**TASK INPUT:**
'''

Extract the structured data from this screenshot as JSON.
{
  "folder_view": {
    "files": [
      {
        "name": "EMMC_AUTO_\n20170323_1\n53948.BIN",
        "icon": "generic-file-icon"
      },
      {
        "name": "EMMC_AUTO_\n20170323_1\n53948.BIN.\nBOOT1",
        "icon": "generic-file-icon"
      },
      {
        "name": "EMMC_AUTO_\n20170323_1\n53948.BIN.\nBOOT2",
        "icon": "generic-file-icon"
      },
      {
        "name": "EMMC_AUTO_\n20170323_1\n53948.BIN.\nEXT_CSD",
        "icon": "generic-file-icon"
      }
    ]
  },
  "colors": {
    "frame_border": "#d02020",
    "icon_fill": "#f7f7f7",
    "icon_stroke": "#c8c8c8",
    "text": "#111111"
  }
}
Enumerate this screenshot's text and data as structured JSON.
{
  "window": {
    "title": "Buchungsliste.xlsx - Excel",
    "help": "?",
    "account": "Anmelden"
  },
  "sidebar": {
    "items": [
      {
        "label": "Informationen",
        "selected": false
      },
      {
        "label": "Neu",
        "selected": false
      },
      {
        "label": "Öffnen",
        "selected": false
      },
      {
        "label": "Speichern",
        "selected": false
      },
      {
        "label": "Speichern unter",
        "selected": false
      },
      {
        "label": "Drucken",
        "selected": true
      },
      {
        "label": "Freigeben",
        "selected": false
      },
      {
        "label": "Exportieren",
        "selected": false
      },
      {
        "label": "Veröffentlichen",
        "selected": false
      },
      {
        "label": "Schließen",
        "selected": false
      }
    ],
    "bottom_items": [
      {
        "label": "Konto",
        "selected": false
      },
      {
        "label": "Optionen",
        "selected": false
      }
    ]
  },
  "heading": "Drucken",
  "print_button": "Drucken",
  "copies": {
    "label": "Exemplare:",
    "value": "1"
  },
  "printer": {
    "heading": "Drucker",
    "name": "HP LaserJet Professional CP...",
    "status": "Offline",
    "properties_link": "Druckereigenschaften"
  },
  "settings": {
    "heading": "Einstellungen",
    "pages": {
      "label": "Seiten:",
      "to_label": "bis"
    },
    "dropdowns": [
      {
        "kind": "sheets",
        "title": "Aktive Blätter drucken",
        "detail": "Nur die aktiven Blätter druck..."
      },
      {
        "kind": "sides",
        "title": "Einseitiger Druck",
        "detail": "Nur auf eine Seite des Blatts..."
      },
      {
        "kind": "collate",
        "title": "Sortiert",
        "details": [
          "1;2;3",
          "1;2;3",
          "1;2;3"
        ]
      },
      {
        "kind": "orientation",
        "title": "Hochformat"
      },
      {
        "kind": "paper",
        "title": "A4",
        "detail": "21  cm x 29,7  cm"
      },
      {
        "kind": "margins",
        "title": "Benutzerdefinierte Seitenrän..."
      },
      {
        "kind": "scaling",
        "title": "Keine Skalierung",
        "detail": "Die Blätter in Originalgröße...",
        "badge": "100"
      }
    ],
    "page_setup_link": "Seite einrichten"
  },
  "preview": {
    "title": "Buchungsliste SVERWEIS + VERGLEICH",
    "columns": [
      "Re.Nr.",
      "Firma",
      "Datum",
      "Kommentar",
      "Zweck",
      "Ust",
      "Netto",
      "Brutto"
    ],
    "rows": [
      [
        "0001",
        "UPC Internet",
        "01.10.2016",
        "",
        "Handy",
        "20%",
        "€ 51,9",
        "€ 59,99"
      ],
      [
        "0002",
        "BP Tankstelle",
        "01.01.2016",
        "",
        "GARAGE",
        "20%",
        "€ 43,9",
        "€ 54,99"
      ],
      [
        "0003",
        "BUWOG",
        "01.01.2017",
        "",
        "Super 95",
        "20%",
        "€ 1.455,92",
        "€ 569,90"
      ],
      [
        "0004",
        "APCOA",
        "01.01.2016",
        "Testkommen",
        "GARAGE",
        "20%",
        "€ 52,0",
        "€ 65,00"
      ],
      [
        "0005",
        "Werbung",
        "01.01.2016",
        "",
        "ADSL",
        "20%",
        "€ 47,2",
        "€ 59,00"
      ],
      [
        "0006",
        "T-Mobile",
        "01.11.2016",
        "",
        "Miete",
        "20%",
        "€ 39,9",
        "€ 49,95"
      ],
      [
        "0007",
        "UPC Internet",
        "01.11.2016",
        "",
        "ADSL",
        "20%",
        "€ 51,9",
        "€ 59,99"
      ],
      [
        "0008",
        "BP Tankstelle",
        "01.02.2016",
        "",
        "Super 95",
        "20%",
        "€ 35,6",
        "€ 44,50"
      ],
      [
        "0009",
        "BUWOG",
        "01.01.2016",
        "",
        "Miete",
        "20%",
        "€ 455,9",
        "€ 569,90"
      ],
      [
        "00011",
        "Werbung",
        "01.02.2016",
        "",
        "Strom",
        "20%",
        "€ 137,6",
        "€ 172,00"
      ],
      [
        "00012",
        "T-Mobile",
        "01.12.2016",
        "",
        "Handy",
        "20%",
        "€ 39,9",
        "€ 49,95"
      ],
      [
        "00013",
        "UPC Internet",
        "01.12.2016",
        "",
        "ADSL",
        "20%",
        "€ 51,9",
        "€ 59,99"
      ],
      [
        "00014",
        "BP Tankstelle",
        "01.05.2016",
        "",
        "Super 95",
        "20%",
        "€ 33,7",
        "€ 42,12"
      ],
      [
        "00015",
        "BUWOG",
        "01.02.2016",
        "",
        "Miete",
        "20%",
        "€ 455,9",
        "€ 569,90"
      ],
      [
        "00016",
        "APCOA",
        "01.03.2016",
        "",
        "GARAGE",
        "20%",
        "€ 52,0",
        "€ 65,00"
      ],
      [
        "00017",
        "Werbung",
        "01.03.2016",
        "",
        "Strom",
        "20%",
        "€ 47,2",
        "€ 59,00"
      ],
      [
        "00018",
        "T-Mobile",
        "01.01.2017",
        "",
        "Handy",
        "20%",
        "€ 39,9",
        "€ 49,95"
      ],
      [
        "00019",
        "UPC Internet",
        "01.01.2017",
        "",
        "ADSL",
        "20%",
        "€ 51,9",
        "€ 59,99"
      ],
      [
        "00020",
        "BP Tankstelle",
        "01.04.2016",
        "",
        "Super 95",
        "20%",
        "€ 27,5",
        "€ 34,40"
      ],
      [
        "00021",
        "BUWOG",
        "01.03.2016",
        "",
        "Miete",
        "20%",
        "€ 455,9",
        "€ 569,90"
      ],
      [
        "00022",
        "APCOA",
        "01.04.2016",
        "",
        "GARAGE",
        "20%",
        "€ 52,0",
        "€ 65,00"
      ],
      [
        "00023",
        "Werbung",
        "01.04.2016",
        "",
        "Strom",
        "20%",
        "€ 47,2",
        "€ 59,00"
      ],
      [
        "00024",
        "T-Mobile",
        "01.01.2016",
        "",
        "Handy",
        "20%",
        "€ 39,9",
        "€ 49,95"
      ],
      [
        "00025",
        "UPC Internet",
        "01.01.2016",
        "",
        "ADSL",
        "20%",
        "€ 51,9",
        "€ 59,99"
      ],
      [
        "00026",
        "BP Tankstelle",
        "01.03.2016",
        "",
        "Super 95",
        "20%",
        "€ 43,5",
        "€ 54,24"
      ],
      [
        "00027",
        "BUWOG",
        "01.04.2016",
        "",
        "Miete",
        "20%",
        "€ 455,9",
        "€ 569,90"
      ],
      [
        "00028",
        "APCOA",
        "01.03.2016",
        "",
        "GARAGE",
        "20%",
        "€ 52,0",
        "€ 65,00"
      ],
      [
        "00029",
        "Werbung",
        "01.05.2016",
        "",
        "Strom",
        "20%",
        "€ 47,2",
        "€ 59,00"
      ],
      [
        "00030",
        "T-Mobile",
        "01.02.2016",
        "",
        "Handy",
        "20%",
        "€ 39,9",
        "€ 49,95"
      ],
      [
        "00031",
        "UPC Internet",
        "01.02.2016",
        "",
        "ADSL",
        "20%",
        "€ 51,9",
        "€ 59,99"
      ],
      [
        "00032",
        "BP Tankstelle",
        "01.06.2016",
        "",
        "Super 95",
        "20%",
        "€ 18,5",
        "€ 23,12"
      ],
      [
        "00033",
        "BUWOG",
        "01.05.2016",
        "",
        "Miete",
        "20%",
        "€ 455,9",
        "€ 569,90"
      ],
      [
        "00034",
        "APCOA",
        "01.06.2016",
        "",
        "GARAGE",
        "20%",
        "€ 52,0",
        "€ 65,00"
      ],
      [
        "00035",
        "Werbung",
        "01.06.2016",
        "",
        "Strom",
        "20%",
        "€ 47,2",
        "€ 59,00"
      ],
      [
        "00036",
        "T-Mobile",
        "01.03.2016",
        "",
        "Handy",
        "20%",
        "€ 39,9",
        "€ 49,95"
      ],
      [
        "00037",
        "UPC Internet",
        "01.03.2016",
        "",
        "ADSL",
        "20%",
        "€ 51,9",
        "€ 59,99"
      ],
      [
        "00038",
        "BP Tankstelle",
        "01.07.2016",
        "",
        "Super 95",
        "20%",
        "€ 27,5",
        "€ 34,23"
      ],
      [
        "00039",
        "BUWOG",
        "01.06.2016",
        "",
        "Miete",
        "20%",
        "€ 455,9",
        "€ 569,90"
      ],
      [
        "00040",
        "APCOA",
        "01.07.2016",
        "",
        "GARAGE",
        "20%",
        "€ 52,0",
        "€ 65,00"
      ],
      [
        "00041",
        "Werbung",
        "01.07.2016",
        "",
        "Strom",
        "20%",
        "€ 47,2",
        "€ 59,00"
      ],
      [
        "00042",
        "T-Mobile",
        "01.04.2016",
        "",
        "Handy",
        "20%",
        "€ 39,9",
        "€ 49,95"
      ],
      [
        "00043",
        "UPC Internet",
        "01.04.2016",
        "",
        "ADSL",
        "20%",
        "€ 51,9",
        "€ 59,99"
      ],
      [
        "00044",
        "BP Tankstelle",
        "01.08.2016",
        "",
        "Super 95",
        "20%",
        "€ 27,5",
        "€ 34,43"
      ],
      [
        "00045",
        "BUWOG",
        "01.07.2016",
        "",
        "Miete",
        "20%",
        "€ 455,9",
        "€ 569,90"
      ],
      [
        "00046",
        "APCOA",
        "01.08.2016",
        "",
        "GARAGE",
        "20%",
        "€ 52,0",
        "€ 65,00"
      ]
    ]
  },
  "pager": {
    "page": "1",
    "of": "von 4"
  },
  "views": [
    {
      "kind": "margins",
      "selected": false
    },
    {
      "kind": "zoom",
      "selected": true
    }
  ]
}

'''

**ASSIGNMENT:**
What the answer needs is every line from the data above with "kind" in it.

**YOUR RESPONSE:**
        "kind": "sheets",
        "kind": "sides",
        "kind": "collate",
        "kind": "orientation",
        "kind": "paper",
        "kind": "margins",
        "kind": "scaling",
      "kind": "margins",
      "kind": "zoom",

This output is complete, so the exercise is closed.